Collaborating Authors

Study: Dogs Have Some Understanding of Language

U.S. News

Researchers then conducted functional Magnetic Resonance Imaging scans on the dogs while their owners stood in front of the machine calling out the name of each object while showing the corresponding toy. The owners also called out meaningless words while displaying random objects. The fMRI results showed increased activation in auditory regions of the dogs' brains to the unassigned words compared to the trained words.

ISR Radiology (@ISR_Radiology)


Set your alarms Today at 17:00, Prof. Josef Penninger will be giving his exclusive lecture on ACE2 and its potential as a rational frontline therapy for #COVID-19. The lecture will be streamed live and free of charge on ESR Connect.



We understand patient care comes first and our solutions will look at the full picture including prior images*, DBT detection and short-term individual risk* creating a patient journey that is personalized. The results are truly ProFound. We will be showcasing the Breast Health Solutions suite, which delivers powerful software solutions for breast tomosynthesis, breast density and 2D mammography. Please visit us in our main booth in the South Hall, booth #3929 or in the AI Showcase located in the North Hall, booth #10716, to experience our innovative technology live on the show floor.

[Policy Forum] How economics can shape precision medicines
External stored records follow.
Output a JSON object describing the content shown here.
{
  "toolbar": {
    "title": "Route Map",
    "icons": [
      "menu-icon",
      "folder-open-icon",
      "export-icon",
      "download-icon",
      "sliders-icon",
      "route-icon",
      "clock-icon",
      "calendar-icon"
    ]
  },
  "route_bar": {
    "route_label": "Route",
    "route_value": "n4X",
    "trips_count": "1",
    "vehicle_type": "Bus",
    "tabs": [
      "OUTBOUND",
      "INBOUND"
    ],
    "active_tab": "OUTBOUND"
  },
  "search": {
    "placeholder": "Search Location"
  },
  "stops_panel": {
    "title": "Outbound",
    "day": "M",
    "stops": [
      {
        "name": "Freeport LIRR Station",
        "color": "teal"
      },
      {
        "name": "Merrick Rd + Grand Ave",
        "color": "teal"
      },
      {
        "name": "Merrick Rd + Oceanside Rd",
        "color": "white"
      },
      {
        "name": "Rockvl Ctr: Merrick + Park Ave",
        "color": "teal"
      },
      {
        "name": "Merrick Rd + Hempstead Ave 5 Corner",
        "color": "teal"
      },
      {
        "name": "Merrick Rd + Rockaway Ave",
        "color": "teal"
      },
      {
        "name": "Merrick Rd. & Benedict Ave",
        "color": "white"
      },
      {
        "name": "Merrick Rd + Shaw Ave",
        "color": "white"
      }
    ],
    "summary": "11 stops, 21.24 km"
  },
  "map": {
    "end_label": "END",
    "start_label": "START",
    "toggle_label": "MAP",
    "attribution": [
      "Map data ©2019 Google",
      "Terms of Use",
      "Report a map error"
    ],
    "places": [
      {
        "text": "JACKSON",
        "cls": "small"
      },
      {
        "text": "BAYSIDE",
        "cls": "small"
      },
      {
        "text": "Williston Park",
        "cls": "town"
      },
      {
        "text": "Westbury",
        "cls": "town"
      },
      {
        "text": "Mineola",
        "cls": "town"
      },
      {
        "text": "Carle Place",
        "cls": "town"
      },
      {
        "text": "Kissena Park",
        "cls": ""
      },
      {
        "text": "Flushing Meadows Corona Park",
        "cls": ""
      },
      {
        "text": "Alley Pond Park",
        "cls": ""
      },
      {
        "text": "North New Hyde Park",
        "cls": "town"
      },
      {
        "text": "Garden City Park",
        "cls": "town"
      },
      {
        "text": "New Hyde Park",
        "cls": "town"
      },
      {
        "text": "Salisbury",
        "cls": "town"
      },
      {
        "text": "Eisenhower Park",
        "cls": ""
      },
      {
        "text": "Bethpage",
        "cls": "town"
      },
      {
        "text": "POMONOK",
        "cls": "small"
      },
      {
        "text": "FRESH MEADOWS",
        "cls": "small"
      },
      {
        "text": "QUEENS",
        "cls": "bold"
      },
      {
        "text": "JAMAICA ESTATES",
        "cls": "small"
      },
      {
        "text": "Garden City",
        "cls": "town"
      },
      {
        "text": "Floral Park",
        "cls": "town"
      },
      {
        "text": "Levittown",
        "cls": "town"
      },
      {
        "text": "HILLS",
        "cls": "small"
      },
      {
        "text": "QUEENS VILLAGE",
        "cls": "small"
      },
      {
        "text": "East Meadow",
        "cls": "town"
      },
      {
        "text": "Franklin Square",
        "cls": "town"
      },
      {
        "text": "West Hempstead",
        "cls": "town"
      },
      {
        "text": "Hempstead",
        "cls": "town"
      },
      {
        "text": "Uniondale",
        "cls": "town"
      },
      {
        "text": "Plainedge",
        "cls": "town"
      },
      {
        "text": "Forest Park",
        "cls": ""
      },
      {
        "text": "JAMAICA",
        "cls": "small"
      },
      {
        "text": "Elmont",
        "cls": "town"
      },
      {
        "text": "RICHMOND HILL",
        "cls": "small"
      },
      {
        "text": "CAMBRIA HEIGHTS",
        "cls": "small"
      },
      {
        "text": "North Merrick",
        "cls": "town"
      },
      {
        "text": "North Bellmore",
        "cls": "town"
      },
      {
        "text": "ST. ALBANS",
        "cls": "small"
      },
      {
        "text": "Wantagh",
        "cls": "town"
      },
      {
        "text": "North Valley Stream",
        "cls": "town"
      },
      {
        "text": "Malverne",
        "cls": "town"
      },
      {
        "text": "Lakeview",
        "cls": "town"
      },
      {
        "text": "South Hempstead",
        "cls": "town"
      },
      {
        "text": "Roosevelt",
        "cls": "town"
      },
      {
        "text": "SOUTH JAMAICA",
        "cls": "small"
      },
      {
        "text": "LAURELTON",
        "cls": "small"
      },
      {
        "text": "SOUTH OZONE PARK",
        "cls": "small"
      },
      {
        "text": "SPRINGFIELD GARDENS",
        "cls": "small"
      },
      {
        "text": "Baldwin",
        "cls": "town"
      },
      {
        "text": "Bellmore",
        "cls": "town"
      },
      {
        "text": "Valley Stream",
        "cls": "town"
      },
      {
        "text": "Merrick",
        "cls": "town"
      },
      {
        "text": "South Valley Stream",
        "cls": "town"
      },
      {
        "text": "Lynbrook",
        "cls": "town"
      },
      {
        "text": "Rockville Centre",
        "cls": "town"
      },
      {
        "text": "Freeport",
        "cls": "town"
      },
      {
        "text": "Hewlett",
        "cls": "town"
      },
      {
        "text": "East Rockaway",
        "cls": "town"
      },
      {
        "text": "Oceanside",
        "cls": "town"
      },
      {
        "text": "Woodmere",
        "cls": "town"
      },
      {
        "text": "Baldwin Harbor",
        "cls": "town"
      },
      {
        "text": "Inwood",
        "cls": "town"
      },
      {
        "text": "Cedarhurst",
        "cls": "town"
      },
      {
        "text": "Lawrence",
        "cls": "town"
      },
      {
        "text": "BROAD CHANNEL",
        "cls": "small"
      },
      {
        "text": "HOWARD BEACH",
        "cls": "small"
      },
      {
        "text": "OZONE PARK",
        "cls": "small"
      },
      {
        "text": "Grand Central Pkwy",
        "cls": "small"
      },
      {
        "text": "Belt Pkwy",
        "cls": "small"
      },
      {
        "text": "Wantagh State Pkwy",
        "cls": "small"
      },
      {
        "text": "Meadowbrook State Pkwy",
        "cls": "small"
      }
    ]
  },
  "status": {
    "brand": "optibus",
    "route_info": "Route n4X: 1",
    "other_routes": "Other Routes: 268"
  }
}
Many public and private efforts in coming years will focus on research in precision medicine, developing biomarkers to indicate which patients are likely to benefit from a certain treatment so that others can be spared the cost--financial and physical--of being treated with unproductive therapies and therapeutic signals can be more easily uncovered. However, such research initiatives alone will not deliver new medicines to patients in the absence of strong incentives to bring new products to market. We examine the unique economics of precision medicines and associated biomarkers, with an emphasis on the factors affecting their development, pricing, and access.

Machine Learning and Evidence-Based Medicine Annals of Internal Medicine


Inferences were made using traditional biostatistics. In the early 1990s, ML emerged, whereby advanced computing programs (machines) processed huge data sets (big data) from many sources and discerned patterns among multiple unselected variables. Such patterns were undiscoverable using traditional biostatistics (1) and were used to iteratively refine (learn) layered mathematical models (algorithms). The Table lists key differences between EBM and ML.